What do they want to be when they grow up?
That’s essentially the question the Hollywood studios find themselves addressing these days. The question sounds facetious, if not surreal, but, in point of fact, some serious soul searching is going on, fueled in part by recent (and secret) industry studies demonstrating a slow but significant decline in core audience.
In the beginning, the business model for Hollywood studios was clear-cut: They financed the development and production of a slate of movies, drawing on a roster of stars and filmmakers, and presided over their distribution to wholly owned theaters.
But that model continues to evolve. The theater circuits were spun off long ago and the star contracts terminated. These days, production costs increasingly are being out-sourced to hedge funds and other financing groups. And overseas entities often cover marketing and distribution costs in distant territories. Essentially, every aspect of studio overhead is now under serious scrutiny by corporate numbers crunchers.
And along comes MGM, which hopes to thrive on another business model entirely: MGM doesn’t plan to pay for development costs on its films or even to cover the production tab (except for the James Bond and “Pink Panther” franchise films). In some cases, it will pick up some or all of the cost of prints and advertising, but it’s looking to outside entities to carry the risk on its substantial release slate.
Will Leo the Lion be able to become a major player again under this sort of game plan?
Rival studio chiefs are dubious, but they are also envious. Their corporate parents keep dispatching mandates that costs must be cut and staff trimmed, but they are trapped within long-established management structures.

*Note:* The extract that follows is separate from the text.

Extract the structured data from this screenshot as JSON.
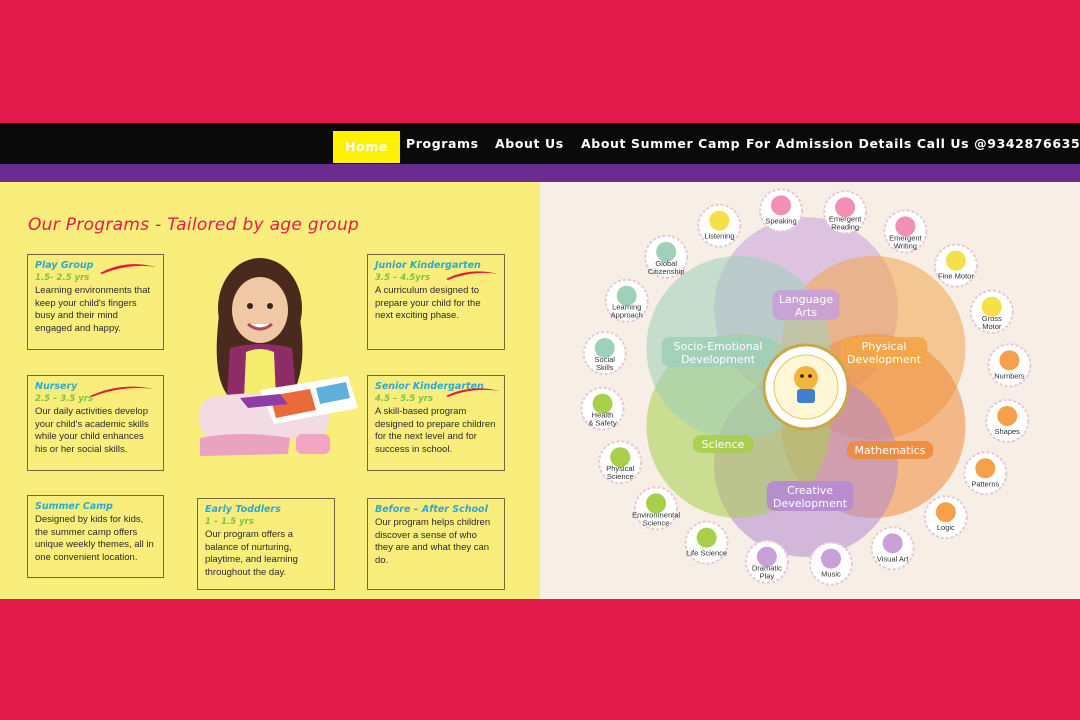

Development once was an essential activity for the studios when major stars were under contract and casting could be preordained. Today, studios are writing off $150 million or more in a single year for projects that were pre-destined for failure. And when regimes change, as happened at Paramount, the writeoffs balloon even further.
All of which raises the ugly question: How much of this activity could be outsourced? Could the entities that are funding their own slates also fund their development?
Even further: Does each studio have to maintain its own staff to preside over post-production? Some believe stand-alone companies could provide most of this support work, reducing costs and relieving the studios of overhead.
The key objection to this sort of thinking, to be sure, is that studios should not surrender their basic creative mission. The assembly line will stand idle, for example, if studio development teams don’t marshal new projects and if dedicated post-production cadres aren’t standing by to supply the finishing touches.
All that is true, except for one reality: As the studios have become progressively bigger, overheads have continued to expand and, more disturbing, studio functionaries have become ever more bureaucratic. There’s almost always an inverse ratio between the size of an organization and its level of creative output.
Sir Howard Stringer, who presides over the massive multinational called Sony, observed recently that “corporate islands,” as he termed them, demonstrated by far the greatest entrepreneurial energy within large organizational structures. Thus, when conglomerates set up fairly autonomous units assigned to specific projects — PlayStations, for example — they turn out to be more flexible and innovative than conventional sectors.
Would the same prove true at the studios? Indeed, the newly reconstituted DreamWorks represents that sort of “island” within Paramount, operating with autonomy on its own slate of films, devoid of much of its former overhead and ancillary distractions. One or two of the hedge funds now pouring money into the studios also are examining structures of this sort.
Behind all this is a very simple proposition: The model of the traditional studio no longer seems either nimble or profitable.
Is there a better idea out there? Is MGM circling it?